_WHAT IS NEEDED_
Would you return every entry, exactly as it is written?

^^^^^^^^^^^^^^^^

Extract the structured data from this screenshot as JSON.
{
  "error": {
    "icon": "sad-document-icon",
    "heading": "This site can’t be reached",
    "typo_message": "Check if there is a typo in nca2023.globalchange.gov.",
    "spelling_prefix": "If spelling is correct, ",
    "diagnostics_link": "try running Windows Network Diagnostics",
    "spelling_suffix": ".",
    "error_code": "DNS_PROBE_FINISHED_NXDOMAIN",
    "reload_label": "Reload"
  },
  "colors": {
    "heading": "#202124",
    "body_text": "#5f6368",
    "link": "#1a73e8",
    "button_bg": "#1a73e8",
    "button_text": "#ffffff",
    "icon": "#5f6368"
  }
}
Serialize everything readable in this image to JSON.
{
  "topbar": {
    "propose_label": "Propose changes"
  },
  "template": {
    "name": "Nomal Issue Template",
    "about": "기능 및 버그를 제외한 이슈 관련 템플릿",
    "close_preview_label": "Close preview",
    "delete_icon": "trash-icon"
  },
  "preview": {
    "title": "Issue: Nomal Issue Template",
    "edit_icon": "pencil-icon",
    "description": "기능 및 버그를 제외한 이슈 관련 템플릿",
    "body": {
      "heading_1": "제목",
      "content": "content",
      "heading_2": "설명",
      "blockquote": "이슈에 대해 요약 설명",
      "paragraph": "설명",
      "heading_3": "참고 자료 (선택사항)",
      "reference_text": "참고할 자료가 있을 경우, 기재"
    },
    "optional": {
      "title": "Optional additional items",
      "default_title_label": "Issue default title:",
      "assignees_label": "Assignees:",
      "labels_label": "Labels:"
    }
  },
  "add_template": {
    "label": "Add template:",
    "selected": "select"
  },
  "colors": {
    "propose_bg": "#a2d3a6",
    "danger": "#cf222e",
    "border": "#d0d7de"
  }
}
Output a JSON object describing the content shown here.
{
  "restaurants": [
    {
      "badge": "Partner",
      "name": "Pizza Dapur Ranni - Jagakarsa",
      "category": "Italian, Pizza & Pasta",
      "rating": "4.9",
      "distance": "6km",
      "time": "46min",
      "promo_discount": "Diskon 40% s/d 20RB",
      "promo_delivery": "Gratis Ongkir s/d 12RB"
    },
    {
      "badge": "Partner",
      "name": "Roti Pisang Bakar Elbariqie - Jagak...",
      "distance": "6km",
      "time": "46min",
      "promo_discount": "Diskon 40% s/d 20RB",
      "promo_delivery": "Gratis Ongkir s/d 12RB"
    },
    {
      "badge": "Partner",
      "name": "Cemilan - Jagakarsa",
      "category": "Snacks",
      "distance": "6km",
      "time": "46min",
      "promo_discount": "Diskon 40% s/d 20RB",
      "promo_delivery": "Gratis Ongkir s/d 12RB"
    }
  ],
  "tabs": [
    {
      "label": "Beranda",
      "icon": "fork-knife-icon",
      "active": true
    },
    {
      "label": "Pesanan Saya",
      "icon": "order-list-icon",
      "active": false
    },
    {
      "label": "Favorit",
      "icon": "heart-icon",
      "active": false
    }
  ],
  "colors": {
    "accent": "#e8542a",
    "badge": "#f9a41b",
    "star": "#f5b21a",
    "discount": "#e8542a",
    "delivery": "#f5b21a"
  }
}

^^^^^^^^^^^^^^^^

_ANSWER TO THIS PROBLEM_
Extract the structured data from this screenshot as JSON.
{
  "error": {
    "icon": "sad-document-icon",
    "heading": "This site can’t be reached",
    "typo_message": "Check if there is a typo in nca2023.globalchange.gov.",
    "spelling_prefix": "If spelling is correct, ",
    "diagnostics_link": "try running Windows Network Diagnostics",
    "spelling_suffix": ".",
    "error_code": "DNS_PROBE_FINISHED_NXDOMAIN",
    "reload_label": "Reload"
  },
  "colors": {
    "heading": "#202124",
    "body_text": "#5f6368",
    "link": "#1a73e8",
    "button_bg": "#1a73e8",
    "button_text": "#ffffff",
    "icon": "#5f6368"
  }
}
Serialize everything readable in this image to JSON.
{
  "topbar": {
    "propose_label": "Propose changes"
  },
  "template": {
    "name": "Nomal Issue Template",
    "about": "기능 및 버그를 제외한 이슈 관련 템플릿",
    "close_preview_label": "Close preview",
    "delete_icon": "trash-icon"
  },
  "preview": {
    "title": "Issue: Nomal Issue Template",
    "edit_icon": "pencil-icon",
    "description": "기능 및 버그를 제외한 이슈 관련 템플릿",
    "body": {
      "heading_1": "제목",
      "content": "content",
      "heading_2": "설명",
      "blockquote": "이슈에 대해 요약 설명",
      "paragraph": "설명",
      "heading_3": "참고 자료 (선택사항)",
      "reference_text": "참고할 자료가 있을 경우, 기재"
    },
    "optional": {
      "title": "Optional additional items",
      "default_title_label": "Issue default title:",
      "assignees_label": "Assignees:",
      "labels_label": "Labels:"
    }
  },
  "add_template": {
    "label": "Add template:",
    "selected": "select"
  },
  "colors": {
    "propose_bg": "#a2d3a6",
    "danger": "#cf222e",
    "border": "#d0d7de"
  }
}
Output a JSON object describing the content shown here.
{
  "restaurants": [
    {
      "badge": "Partner",
      "name": "Pizza Dapur Ranni - Jagakarsa",
      "category": "Italian, Pizza & Pasta",
      "rating": "4.9",
      "distance": "6km",
      "time": "46min",
      "promo_discount": "Diskon 40% s/d 20RB",
      "promo_delivery": "Gratis Ongkir s/d 12RB"
    },
    {
      "badge": "Partner",
      "name": "Roti Pisang Bakar Elbariqie - Jagak...",
      "distance": "6km",
      "time": "46min",
      "promo_discount": "Diskon 40% s/d 20RB",
      "promo_delivery": "Gratis Ongkir s/d 12RB"
    },
    {
      "badge": "Partner",
      "name": "Cemilan - Jagakarsa",
      "category": "Snacks",
      "distance": "6km",
      "time": "46min",
      "promo_discount": "Diskon 40% s/d 20RB",
      "promo_delivery": "Gratis Ongkir s/d 12RB"
    }
  ],
  "tabs": [
    {
      "label": "Beranda",
      "icon": "fork-knife-icon",
      "active": true
    },
    {
      "label": "Pesanan Saya",
      "icon": "order-list-icon",
      "active": false
    },
    {
      "label": "Favorit",
      "icon": "heart-icon",
      "active": false
    }
  ],
  "colors": {
    "accent": "#e8542a",
    "badge": "#f9a41b",
    "star": "#f5b21a",
    "discount": "#e8542a",
    "delivery": "#f5b21a"
  }
}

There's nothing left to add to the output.